It’s a constant thing for me to fight against and in a world where it’s hard to read people and they DO tend to let you down or leave you behind, it’s really REALLY hard to keep my head on straight where this particular lie comes into play.
I’m just thankful God didn’t leave me in that lie. In the huge vat of that lie where I had been floating for months and was fully convinced that no one wanted me at all. I’m thankful He didn’t give up on me and put others in my life who didn’t either.
God’s so incredibly good!!
[ADDENDUM] As for my definition of friends, as I alluded to in that first paragraph, and how I view the word now… I have friends now. I have some GOOD friends. They will call to check on me if I’m scarce on Facebook or if they hear I’m under the weather. They will even come by to see about me or bring food or other sweet gifts if I’m sick. (and I have one friend who is so precious, she will bring gifts for no reason at all!) I have one friend who was so sensitive to what was going on with me that she insisted I follow her to a quiet room, away from a crowd at an event at camp where I was working, and she promptly sat me down, knelt and untied my boots and massaged my feet because she could see how bad I was hurting. So God has been good to me. I have some amazing, awesome friends!
And after all that, I still listen to that voice, that lie that tells me no one loves me. When I am feeling analytic and take time to ponder this, I wonder why it is so easy for me to believe that. Is it because that has been ingrained in my mind? Is it because I feel unlovable? Is it because I don’t much love myself?
I honestly don’t know at this point.
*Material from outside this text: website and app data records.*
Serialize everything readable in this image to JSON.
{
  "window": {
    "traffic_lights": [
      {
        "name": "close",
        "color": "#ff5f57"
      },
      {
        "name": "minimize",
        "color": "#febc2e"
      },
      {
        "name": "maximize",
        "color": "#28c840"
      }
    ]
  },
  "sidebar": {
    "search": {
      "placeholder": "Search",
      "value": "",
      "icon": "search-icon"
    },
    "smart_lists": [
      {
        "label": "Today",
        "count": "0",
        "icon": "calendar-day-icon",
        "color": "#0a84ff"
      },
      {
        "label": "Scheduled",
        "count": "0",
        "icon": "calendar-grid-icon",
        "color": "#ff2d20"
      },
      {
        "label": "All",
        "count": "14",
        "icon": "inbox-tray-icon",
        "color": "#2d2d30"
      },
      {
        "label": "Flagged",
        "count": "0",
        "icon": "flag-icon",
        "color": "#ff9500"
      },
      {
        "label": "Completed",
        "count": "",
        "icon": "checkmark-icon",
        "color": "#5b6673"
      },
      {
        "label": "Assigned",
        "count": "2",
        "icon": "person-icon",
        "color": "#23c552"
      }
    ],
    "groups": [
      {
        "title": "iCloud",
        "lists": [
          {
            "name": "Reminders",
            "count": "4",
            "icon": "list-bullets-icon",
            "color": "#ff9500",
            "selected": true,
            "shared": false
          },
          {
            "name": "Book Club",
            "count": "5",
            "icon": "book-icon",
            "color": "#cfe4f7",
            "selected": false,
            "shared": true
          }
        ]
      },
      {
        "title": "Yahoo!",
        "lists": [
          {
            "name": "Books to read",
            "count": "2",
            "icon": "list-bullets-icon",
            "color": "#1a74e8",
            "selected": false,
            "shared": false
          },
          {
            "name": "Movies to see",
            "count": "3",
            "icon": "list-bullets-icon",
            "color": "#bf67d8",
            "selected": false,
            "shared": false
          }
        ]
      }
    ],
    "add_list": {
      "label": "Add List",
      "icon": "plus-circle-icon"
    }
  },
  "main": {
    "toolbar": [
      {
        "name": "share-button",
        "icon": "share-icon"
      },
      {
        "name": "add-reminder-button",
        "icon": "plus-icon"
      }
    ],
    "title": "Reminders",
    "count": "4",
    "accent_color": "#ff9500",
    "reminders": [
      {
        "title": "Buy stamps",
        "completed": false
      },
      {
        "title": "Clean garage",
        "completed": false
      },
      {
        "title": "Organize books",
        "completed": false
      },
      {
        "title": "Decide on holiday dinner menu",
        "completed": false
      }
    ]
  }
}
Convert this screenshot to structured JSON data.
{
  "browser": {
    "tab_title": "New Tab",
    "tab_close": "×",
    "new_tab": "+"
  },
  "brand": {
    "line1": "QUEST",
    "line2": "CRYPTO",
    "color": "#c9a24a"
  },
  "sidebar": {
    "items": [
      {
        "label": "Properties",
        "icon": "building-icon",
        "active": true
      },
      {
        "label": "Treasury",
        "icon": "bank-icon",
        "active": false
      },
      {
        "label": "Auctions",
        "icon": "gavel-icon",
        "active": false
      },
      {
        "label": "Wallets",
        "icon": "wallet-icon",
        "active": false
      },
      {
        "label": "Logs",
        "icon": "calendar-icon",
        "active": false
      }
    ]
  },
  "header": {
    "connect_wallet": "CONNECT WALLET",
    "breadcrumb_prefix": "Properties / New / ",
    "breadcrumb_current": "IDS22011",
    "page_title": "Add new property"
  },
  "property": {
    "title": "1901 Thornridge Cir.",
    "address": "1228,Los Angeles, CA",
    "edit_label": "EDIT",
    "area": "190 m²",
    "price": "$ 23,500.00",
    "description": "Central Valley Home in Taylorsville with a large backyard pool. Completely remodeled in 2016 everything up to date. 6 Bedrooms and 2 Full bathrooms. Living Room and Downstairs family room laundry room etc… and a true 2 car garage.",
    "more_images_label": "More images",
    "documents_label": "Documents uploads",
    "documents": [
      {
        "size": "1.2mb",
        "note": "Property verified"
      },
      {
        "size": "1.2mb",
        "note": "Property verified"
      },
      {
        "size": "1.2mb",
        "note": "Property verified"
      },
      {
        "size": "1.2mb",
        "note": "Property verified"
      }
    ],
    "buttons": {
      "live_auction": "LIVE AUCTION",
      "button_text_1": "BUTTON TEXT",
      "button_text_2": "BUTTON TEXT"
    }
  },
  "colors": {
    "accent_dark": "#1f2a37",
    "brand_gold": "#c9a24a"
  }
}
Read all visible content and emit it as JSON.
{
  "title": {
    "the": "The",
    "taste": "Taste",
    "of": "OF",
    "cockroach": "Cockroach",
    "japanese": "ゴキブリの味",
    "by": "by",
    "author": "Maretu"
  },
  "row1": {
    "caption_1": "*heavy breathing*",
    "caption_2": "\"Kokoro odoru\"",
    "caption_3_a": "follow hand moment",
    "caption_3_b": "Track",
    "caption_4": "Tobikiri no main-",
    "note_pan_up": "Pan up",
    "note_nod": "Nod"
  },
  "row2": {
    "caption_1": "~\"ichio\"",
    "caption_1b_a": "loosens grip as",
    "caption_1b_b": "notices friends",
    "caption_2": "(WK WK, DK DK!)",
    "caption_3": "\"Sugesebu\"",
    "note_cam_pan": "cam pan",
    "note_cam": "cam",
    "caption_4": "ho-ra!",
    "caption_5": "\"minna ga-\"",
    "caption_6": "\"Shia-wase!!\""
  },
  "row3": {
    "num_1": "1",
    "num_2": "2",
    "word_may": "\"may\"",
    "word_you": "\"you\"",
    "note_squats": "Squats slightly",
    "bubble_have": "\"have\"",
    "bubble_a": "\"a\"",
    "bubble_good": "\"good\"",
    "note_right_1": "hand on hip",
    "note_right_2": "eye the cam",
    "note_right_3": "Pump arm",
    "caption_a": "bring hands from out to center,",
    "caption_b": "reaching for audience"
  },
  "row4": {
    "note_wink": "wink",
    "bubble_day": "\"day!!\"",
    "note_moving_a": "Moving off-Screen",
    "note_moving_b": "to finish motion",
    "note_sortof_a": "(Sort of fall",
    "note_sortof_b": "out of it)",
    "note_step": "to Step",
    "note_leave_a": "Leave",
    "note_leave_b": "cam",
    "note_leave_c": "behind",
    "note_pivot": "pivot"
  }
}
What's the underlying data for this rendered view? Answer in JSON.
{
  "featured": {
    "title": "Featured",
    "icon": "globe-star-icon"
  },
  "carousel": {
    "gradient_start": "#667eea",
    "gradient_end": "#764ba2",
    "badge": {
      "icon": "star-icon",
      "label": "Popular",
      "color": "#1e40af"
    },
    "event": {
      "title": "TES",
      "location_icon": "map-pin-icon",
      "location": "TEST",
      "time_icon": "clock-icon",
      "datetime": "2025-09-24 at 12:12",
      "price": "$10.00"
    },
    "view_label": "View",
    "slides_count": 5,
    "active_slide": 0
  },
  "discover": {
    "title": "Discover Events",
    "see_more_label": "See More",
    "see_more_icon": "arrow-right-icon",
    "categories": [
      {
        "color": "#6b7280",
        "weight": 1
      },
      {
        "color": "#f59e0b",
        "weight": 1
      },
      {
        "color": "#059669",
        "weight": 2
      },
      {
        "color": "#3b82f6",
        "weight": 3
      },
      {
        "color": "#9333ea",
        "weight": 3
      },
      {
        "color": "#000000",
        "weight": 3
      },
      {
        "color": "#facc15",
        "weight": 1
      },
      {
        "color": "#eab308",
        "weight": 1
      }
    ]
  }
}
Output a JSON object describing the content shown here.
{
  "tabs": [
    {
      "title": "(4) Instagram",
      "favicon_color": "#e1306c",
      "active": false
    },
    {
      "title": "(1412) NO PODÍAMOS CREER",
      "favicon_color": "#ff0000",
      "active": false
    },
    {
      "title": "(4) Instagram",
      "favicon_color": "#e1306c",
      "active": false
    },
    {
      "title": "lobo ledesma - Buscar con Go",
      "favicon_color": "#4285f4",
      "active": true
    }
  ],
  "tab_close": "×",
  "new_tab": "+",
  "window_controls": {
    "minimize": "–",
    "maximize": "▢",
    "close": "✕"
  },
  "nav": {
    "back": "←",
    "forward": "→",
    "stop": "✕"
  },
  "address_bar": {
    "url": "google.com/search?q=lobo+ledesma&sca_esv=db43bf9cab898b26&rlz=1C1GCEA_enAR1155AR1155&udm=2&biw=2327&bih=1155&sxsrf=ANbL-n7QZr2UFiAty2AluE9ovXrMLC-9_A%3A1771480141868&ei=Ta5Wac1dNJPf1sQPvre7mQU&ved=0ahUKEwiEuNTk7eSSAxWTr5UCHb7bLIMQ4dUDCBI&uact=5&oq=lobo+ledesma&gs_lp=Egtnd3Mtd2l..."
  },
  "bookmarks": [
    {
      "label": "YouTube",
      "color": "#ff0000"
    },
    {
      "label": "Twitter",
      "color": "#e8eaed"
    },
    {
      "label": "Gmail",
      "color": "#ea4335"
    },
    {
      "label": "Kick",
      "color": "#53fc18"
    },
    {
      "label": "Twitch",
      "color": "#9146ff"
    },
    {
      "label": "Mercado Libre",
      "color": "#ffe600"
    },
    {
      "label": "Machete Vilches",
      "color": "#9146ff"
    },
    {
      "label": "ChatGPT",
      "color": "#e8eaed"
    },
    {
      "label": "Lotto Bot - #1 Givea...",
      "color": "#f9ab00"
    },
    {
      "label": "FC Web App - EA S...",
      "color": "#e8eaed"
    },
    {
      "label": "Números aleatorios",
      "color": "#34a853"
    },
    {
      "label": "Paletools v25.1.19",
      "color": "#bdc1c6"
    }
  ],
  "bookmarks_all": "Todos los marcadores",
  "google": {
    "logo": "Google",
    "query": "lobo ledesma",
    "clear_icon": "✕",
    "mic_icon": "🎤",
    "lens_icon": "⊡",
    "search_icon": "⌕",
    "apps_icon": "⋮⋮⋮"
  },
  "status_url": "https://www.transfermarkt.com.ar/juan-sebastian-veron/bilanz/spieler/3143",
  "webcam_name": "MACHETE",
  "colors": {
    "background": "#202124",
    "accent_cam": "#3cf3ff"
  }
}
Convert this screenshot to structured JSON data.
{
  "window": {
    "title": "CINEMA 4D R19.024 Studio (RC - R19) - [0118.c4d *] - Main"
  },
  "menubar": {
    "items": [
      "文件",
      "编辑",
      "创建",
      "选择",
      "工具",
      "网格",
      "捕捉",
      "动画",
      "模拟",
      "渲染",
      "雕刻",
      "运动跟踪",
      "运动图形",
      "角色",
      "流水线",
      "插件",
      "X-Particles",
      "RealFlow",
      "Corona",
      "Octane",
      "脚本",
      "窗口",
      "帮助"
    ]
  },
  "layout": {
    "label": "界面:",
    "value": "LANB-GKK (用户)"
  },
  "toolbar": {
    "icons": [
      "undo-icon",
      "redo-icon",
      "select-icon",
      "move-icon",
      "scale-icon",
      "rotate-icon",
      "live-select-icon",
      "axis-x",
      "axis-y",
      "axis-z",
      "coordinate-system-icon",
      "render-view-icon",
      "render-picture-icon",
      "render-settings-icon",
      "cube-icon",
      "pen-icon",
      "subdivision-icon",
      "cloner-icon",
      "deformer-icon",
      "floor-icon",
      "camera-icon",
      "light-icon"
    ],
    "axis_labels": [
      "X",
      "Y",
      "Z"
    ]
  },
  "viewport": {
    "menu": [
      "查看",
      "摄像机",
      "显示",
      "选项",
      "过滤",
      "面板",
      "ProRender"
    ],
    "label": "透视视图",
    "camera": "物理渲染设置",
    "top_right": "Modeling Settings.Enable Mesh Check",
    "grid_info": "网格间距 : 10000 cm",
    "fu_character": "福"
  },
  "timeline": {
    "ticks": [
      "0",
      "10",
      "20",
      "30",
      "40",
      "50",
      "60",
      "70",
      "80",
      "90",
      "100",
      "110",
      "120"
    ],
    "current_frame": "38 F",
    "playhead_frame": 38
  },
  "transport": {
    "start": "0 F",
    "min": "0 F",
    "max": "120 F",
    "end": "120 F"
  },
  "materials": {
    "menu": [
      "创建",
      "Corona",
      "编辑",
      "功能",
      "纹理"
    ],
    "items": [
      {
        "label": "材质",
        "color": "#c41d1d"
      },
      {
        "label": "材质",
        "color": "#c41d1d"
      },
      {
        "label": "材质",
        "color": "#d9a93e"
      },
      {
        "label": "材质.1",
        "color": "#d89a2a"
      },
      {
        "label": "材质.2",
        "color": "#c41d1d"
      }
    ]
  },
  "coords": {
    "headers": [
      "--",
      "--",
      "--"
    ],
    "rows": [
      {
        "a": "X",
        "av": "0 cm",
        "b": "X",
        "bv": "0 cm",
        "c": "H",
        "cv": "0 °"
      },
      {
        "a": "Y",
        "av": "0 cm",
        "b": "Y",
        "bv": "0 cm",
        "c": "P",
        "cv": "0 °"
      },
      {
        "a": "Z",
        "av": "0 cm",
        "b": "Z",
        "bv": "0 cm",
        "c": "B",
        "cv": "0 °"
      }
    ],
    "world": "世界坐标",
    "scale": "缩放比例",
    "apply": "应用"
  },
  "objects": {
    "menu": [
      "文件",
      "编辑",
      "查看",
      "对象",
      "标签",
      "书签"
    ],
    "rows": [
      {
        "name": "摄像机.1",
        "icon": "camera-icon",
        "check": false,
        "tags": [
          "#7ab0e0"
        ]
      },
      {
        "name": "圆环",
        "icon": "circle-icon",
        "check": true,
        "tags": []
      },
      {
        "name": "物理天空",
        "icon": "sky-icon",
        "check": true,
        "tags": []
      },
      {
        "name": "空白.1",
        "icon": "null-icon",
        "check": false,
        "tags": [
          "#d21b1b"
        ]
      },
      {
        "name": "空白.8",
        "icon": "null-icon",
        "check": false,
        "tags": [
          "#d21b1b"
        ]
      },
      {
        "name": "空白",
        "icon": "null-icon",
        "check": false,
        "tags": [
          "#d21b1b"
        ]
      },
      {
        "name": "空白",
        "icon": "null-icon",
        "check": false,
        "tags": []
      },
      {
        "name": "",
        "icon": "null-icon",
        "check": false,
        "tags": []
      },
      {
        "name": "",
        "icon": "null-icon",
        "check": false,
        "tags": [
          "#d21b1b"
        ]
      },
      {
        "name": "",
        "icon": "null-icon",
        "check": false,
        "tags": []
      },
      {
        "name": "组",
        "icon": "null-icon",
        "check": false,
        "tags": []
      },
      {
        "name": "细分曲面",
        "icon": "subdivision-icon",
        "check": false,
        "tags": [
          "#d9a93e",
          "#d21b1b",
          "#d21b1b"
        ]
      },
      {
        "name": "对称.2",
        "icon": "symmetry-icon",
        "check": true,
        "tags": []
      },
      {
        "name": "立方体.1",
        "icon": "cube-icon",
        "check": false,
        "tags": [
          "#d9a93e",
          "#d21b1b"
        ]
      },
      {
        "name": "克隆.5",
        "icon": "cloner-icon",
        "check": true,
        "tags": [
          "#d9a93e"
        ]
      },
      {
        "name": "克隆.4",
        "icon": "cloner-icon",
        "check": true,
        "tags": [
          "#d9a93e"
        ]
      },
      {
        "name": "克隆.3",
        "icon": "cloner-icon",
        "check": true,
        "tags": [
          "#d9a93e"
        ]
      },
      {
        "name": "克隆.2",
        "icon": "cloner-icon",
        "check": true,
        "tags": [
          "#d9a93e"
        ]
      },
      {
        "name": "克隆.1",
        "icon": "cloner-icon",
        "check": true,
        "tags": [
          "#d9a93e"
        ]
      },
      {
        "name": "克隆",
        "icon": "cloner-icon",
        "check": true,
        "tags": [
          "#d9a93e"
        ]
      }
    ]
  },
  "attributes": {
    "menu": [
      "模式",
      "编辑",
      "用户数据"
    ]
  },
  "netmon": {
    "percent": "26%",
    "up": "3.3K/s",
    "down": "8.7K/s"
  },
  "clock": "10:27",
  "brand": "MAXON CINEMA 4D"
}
But when I figure it out, I’ll be sure to let you know.
Zephaniah 3:17 — “The Lord your God is in your midst, a mighty one who will save; he will rejoice over you with gladness; he will quiet you by his love; he will exult over you with loud singing.”